I am currently reading this book:
The switch book : The complete guide to LAN switching technology / Rich
Seifert, John Wiley & Sons , 
It makes some comments on the use of the PAUSE function in pp 640-641 and
338-339 I reproduce a few lines below:
'In most environments, it is both common and reasonable practice to
disable the function (PAUSE function)'
So if the author is right it seems the PAUSE function may no longer be
It also discusses how latency affects buffer requirements in the switches
issuing a PAUSE.....
> Hi Stephen,
> The latency requirements in the standard are based on clause 44.3
> (which refers to clause 31 and annex 31B). Underlying reason for
> specifying delay budgets is "Predictable operation of the MAC Control
> operation" as the standard puts it.
> In the 802.3ae days, there was a minor discussion in 2001 around the
> latency budgets summed up in table 44.2 "Round-trip delay constraints".
> Back then, I commented against the latency numbers of draft 3.0 (which
> are now in the standard).
> My argument back then was based on two points: a) the fact that the
> individual delay numbers in table 44.2 seemed to be built assuming
> different semiconductor technologies, and b) the fact that cabling
> delay is several orders of magnitude above sublayer delay anyway if we
> look at the distance objectives of the optical PHYs. For the sake of
> economic feasibility, I proposed relaxing the numbers, but without
> The current situation seems as if the delay budget threatens to inhibit
> technically attractive solutions.
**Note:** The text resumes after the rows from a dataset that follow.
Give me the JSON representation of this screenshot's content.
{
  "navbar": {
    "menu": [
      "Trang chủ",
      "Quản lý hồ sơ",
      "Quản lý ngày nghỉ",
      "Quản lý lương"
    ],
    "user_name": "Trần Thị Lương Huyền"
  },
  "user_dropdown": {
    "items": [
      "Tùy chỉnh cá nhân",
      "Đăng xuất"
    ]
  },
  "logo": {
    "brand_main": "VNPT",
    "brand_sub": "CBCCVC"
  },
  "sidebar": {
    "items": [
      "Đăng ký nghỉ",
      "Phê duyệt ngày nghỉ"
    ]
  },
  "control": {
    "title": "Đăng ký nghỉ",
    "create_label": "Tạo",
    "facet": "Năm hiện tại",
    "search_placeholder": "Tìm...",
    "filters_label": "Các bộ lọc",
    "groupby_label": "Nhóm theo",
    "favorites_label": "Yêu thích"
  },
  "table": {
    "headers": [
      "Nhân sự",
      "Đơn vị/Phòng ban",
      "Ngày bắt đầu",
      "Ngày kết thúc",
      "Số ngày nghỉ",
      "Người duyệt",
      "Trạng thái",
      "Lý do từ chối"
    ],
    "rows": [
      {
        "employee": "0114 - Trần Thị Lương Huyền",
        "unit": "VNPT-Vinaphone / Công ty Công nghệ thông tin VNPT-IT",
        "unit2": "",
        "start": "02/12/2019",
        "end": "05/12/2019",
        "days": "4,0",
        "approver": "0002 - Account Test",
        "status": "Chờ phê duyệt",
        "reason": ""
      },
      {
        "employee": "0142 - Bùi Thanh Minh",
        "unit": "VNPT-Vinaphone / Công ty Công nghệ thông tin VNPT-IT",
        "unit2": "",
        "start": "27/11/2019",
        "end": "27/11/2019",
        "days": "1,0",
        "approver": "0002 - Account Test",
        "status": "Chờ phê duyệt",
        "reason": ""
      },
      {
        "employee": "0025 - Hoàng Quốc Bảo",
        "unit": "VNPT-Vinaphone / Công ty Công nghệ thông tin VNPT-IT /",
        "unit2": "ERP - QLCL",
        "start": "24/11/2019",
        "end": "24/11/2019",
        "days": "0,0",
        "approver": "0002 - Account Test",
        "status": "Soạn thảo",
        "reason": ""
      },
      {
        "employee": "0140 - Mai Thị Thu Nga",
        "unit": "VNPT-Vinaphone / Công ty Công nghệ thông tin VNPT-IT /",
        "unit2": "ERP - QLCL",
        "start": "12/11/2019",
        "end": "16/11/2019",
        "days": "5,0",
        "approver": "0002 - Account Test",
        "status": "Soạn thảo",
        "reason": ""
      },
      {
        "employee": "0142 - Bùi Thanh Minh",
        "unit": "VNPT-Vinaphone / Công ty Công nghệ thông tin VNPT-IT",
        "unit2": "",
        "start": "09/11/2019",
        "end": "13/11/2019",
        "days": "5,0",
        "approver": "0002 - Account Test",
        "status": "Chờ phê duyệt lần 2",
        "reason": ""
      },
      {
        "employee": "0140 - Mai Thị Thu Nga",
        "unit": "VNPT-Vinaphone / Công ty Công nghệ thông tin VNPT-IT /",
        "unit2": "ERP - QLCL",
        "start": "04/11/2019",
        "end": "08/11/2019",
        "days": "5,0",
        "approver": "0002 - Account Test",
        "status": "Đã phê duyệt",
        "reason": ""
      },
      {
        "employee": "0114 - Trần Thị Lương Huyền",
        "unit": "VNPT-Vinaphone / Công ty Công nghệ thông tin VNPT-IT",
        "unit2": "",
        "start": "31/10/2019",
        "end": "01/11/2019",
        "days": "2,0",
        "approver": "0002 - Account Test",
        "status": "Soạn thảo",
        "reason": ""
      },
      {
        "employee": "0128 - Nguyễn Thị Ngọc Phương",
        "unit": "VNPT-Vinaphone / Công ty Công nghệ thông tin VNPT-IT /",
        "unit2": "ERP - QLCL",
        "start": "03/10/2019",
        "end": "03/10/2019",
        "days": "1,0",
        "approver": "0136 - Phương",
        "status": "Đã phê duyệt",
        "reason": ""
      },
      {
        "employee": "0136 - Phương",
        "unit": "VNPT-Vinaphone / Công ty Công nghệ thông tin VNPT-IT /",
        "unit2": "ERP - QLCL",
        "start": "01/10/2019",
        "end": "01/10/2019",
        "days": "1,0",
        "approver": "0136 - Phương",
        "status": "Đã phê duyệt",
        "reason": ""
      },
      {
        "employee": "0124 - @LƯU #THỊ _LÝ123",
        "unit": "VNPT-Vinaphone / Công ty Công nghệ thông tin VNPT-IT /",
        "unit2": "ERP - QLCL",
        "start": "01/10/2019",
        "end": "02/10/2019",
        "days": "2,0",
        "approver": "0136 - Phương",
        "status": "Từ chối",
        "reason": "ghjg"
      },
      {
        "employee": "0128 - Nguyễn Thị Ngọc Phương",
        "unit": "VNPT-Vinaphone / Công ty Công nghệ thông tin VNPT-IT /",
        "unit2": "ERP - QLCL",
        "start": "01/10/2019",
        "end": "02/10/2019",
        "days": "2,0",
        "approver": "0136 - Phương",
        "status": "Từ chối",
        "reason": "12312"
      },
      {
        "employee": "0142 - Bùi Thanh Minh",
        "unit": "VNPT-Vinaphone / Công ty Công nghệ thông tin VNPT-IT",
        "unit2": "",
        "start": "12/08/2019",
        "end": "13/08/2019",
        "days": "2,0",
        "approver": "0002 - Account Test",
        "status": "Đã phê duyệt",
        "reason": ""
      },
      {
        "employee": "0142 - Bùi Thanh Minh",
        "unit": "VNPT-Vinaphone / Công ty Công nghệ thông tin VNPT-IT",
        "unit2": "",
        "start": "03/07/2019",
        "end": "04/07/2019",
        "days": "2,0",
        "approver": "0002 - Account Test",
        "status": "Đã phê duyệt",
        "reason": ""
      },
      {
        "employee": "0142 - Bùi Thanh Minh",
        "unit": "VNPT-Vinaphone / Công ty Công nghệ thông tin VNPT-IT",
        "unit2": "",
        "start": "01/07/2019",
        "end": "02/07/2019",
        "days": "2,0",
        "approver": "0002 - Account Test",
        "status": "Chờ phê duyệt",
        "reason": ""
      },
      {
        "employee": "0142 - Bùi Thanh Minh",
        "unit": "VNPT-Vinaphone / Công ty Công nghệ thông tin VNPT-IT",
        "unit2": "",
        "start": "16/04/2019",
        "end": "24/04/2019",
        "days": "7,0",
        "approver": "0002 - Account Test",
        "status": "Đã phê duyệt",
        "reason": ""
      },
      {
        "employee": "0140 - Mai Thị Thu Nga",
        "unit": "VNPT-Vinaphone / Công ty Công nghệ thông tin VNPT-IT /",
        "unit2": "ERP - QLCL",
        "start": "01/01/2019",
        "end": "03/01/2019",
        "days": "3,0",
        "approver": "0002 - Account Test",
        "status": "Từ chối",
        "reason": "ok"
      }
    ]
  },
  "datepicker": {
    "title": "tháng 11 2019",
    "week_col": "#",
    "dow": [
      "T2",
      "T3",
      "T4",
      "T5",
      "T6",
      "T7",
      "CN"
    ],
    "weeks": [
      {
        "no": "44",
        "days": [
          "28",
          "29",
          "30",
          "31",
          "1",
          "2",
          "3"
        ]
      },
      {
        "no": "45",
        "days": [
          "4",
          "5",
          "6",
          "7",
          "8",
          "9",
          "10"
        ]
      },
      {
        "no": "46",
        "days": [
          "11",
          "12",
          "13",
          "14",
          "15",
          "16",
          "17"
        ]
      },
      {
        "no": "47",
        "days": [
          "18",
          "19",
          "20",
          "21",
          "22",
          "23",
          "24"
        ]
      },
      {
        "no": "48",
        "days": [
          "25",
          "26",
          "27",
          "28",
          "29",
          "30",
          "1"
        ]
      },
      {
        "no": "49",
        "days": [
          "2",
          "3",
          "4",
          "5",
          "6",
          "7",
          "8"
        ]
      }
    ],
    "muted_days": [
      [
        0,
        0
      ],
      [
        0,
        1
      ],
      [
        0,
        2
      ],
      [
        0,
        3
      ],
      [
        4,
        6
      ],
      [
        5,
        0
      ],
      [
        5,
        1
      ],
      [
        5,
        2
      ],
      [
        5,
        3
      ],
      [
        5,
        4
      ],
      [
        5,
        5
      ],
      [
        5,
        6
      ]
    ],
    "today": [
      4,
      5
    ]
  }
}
What we are probably missing (today
> as well as back then) is some data on the MAC control PAUSE operation
> and how it is really used in the field. That could tell us how
> reasonable it may be to add some slack to the current numbers.
> Some data, anyone?
> Best regards,
> -----Original Message-----
> From: firstname.lastname@example.org
> [mailto:email@example.com] On Behalf Of Stephen
> Sent: Donnerstag, 19. Februar 2004 18:56
> To: Booth, Bradley; firstname.lastname@example.org
> Subject: Re: [10GBASE-T] latency
> Hi Brad and the 10GBASE-T Group
> I used to work for Massana (now part of Agere) but am now an Assistant
> Prof at the University of Alberta. I've been talking to some of you
> about this latency issue as I think it has a huge bearing on the
> viability of 10GBASE-T.
> I did some work based on the presentation of Scott Powell and others
> that tried to estimate the power consumption of 10GBASE-T components.
> Based on present performance criteria and ADCs featuring in ISSCC this
> year I concur with his results which show that they are, by far, the
> dominant power drain. For this and other reasons I am coming to the
> conclusion that the trade off between the SNR target at the decoder
> input and coding gain is not appropriate at present (I assuming we are
> using the 1000BASE-T code).
> Part of my research is involved with coding and decoding in high-speed
> systems with ISI. One area of application is obviously 10GBASE-T. I
> know Sailesh presented some work on LDPC codes. Another coding option
> people have mentioned is a concatenated code. Both of these require
> that the latency budget in 10G be relaxed. In the first case because
> requires an iterative decoder and the second since we must interleave
> between the two codes.
> I have heard the figure of 1us being the limit for MAC to MAC latency
> in 10G though I've not heard any justification or reasons for this.
> Even assuming we can 50% of this in the decoder we still only have
> about 400-500 baud periods (and hence clock cycles) to play with. This
> is a very small figure for both the options above.
> I think getting a better idea of what the upper bound on latency needs
> to be is very important and I would be interested in hearing people's
> opinion on the coding options for 10GBASE-T. I hope to make another of
> the study group meetings as soon as my teaching commitments are
> If anyone has any questions about this please feel free to contact me.
> On Wed, 2004-02-18 at 12:12, Booth, Bradley wrote:
>> I remember Sailesh mentioning that if we are willing to make
>> trade-offs against latency, that we can make use of significantly more
>> powerful techniques to reduce the complexity. I know people have been
>> looking at this as a possible issue. What is an acceptable latency
>> trade-off? Is the current latency requirement for 1000BASE-T creating
>> problems for it in latency sensitive applications?
>> Any thoughts or comments?
>> Bradley Booth
>> Chair, IEEE 802.3 10GBASE-T Study Group
>> 512-732-3924 (W)
>> 512-422-6708 (C)
> Dr. Stephen Bates
> Dept. of Electrical and Computer Engineering Phone: +1 780 492
> 2691 The University of Alberta Fax: +1 780
> 492 1811 Edmonton
> www.ece.ualberta.ca/~sbates Canada, T6G 2V4